What makes a martyr?
There is always some discussion of this and this is not the place to take it up. That said, just because a Christian dies or is killed they are not necessarily considered a martyr but is is also true that just because someone does not die that they are not a martyr?
I guess the question is this: is what you are doing enough to get you into trouble, possibly even killed?
Acacius was the bishop of Hither in Asia. He was arrested in the persecution of Emperor Trajan (Decius) for the crimes of Christianity and refusing to sacrifice to idols. He was brought before a man named Martian of the local Roman court. His defense of the Faith was so impressive that they set him free and Martin was promoted (depending upon your reading, both actions by the emperor himself). Because of his arrest and his willingness to die for the faith he is often listed as a martyr, but he apparently survived.
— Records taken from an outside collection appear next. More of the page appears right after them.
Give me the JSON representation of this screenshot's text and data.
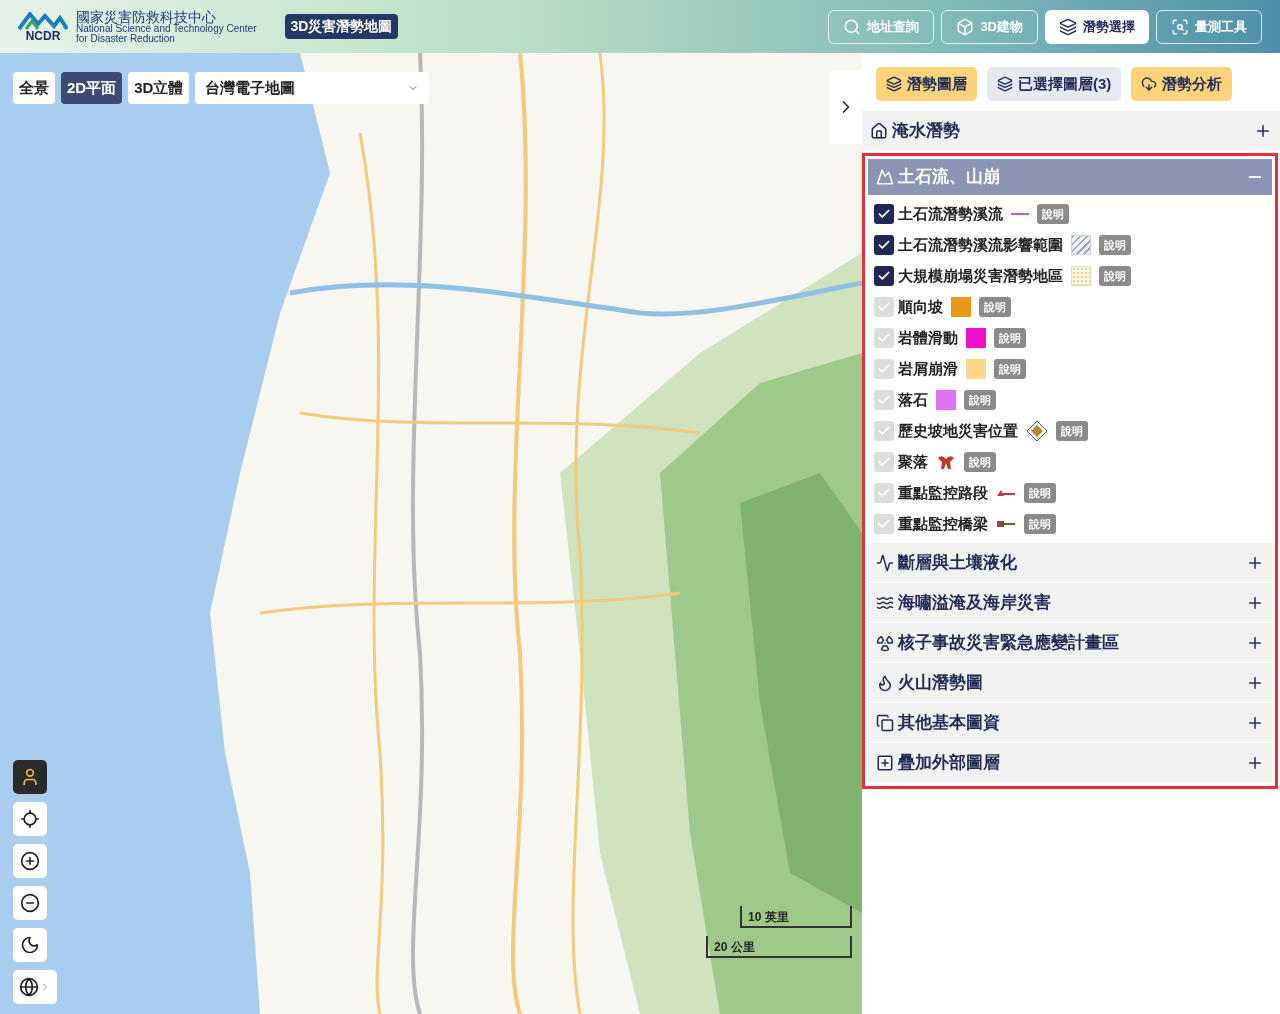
{
  "header": {
    "org_name": "國家災害防救科技中心",
    "org_name_en": "National Science and Technology Center",
    "org_name_en2": "for Disaster Reduction",
    "logo_text": "NCDR",
    "app_title": "3D災害潛勢地圖",
    "nav": [
      {
        "label": "地址查詢",
        "selected": false
      },
      {
        "label": "3D建物",
        "selected": false
      },
      {
        "label": "潛勢選擇",
        "selected": true
      },
      {
        "label": "量測工具",
        "selected": false
      }
    ]
  },
  "map": {
    "views": [
      {
        "label": "全景",
        "selected": false
      },
      {
        "label": "2D平面",
        "selected": true
      },
      {
        "label": "3D立體",
        "selected": false
      }
    ],
    "basemap": "台灣電子地圖",
    "controls": [
      {
        "kind": "person",
        "selected": true
      },
      {
        "kind": "locate",
        "selected": false
      },
      {
        "kind": "zoom-in",
        "selected": false
      },
      {
        "kind": "zoom-out",
        "selected": false
      },
      {
        "kind": "dark",
        "selected": false
      },
      {
        "kind": "globe",
        "selected": false
      }
    ],
    "scale": [
      "10 英里",
      "20 公里"
    ]
  },
  "panel": {
    "tabs": [
      {
        "label": "潛勢圖層",
        "color": "#fcd27a"
      },
      {
        "label": "已選擇圖層(3)",
        "color": "#e6e9f1"
      },
      {
        "label": "潛勢分析",
        "color": "#fcd27a"
      }
    ],
    "sections": [
      {
        "title": "淹水潛勢",
        "expanded": false
      },
      {
        "title": "土石流、山崩",
        "expanded": true,
        "highlighted": true,
        "items": [
          {
            "label": "土石流潛勢溪流",
            "checked": true,
            "legend": {
              "kind": "line",
              "color": "#b760c8"
            },
            "info": "說明"
          },
          {
            "label": "土石流潛勢溪流影響範圍",
            "checked": true,
            "legend": {
              "kind": "hatch"
            },
            "info": "說明"
          },
          {
            "label": "大規模崩塌災害潛勢地區",
            "checked": true,
            "legend": {
              "kind": "dots"
            },
            "info": "說明"
          },
          {
            "label": "順向坡",
            "checked": false,
            "legend": {
              "kind": "swatch",
              "color": "#e89a12"
            },
            "info": "說明"
          },
          {
            "label": "岩體滑動",
            "checked": false,
            "legend": {
              "kind": "swatch",
              "color": "#f010c8"
            },
            "info": "說明"
          },
          {
            "label": "岩屑崩滑",
            "checked": false,
            "legend": {
              "kind": "swatch",
              "color": "#fdd68a"
            },
            "info": "說明"
          },
          {
            "label": "落石",
            "checked": false,
            "legend": {
              "kind": "swatch",
              "color": "#dd70f0"
            },
            "info": "說明"
          },
          {
            "label": "歷史坡地災害位置",
            "checked": false,
            "legend": {
              "kind": "diamond"
            },
            "info": "說明"
          },
          {
            "label": "聚落",
            "checked": false,
            "legend": {
              "kind": "settlement"
            },
            "info": "說明"
          },
          {
            "label": "重點監控路段",
            "checked": false,
            "legend": {
              "kind": "road"
            },
            "info": "說明"
          },
          {
            "label": "重點監控橋梁",
            "checked": false,
            "legend": {
              "kind": "bridge"
            },
            "info": "說明"
          }
        ]
      },
      {
        "title": "斷層與土壤液化",
        "expanded": false,
        "highlighted": true
      },
      {
        "title": "海嘯溢淹及海岸災害",
        "expanded": false,
        "highlighted": true
      },
      {
        "title": "核子事故災害緊急應變計畫區",
        "expanded": false,
        "highlighted": true
      },
      {
        "title": "火山潛勢圖",
        "expanded": false,
        "highlighted": true
      },
      {
        "title": "其他基本圖資",
        "expanded": false,
        "highlighted": true
      },
      {
        "title": "疊加外部圖層",
        "expanded": false,
        "highlighted": true
      }
    ]
  }
}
Natalia, on the other hand did not. She was a school teacher in Poznan, Poland and a very active Catholic. She was arrested, tortured, held to public ridicule, deported, imprisoned, sentenced to hard labor, and executed by the Nazis in the gas chambers of Ravensbrück.
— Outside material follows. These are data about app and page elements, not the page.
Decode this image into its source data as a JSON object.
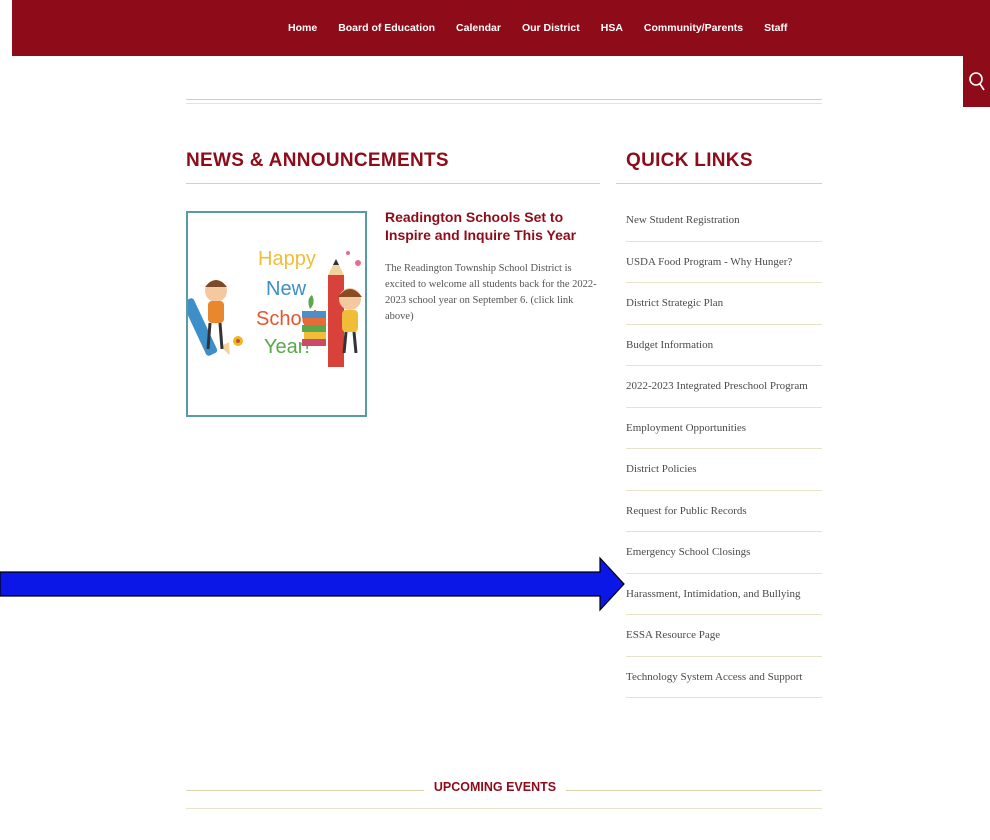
{
  "nav": {
    "items": [
      "Home",
      "Board of Education",
      "Calendar",
      "Our District",
      "HSA",
      "Community/Parents",
      "Staff"
    ]
  },
  "search": {
    "icon": "search-icon"
  },
  "news": {
    "heading": "NEWS & ANNOUNCEMENTS",
    "article": {
      "title": "Readington Schools Set to Inspire and Inquire This Year",
      "body": "The Readington Township School District is excited to welcome all students back for the 2022-2023 school year on September 6. (click link above)",
      "image_text": [
        "Happy",
        "New",
        "School",
        "Year!"
      ]
    }
  },
  "quick_links": {
    "heading": "QUICK LINKS",
    "items": [
      "New Student Registration",
      "USDA Food Program - Why Hunger?",
      "District Strategic Plan",
      "Budget Information",
      "2022-2023 Integrated Preschool Program",
      "Employment Opportunities",
      "District Policies",
      "Request for Public Records",
      "Emergency School Closings",
      "Harassment, Intimidation, and Bullying",
      "ESSA Resource Page",
      "Technology System Access and Support"
    ]
  },
  "events": {
    "heading": "UPCOMING EVENTS"
  },
  "colors": {
    "brand": "#8e0c1a",
    "rule": "#d9d2aa",
    "arrow": "#0a17e6"
  }
}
Time can confuse the nature of our deaths, but it cannot erase the effects of our lives if we have lived them for Christ, without compromise or fear.
Perhaps being able to die to one's self in defense of the Faith is just as important as physical death in defense of the Faith?
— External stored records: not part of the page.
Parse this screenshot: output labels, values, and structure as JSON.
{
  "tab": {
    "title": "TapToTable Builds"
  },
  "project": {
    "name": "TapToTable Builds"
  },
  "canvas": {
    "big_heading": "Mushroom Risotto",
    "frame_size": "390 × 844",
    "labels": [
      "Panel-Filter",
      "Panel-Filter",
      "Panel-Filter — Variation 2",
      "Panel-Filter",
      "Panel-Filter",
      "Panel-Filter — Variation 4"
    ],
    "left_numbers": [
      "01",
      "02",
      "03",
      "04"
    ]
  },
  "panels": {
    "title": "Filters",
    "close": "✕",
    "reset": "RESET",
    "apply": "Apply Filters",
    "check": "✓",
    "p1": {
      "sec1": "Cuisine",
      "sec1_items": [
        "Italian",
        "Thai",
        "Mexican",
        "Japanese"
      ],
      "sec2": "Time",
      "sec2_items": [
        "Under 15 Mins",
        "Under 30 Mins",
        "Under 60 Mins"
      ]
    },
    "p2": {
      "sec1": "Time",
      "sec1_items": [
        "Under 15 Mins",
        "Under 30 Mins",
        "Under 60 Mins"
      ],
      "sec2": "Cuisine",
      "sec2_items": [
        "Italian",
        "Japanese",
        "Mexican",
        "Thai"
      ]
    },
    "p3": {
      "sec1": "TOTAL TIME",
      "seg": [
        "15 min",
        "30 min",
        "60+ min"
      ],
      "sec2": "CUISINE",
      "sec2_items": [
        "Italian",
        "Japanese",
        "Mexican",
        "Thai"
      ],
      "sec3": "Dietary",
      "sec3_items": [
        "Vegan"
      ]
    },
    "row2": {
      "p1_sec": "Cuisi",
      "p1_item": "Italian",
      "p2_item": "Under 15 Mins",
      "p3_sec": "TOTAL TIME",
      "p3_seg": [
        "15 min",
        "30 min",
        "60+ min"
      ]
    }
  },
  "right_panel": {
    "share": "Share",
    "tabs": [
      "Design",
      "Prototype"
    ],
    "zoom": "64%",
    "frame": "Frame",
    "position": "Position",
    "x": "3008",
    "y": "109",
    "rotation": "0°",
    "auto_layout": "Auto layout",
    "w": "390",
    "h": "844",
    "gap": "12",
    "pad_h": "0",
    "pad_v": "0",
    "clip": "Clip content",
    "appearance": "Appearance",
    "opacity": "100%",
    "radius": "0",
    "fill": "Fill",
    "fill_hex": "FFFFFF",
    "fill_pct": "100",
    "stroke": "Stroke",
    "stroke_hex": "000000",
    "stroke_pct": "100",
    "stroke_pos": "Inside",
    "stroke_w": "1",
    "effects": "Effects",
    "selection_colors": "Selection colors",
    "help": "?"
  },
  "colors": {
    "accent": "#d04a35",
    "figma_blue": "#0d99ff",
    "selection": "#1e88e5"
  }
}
Whoever is in Christ is a new creation: the old things have passed away; behold, new things have come. And all this is from God, who has reconciled us to himself through Christ and given us the ministry of reconciliation, namely, God was reconciling the world to himself in Christ, not counting their trespasses against them and entrusting to us the message of reconciliation. So we are ambassadors for Christ, as if God were appealing through us. We implore you on behalf of Christ, be reconciled to God. For our sake he made him to be sin who did not know sin, so that we might become the righteousness of God in him.
– 2 Corinthians 5:17-21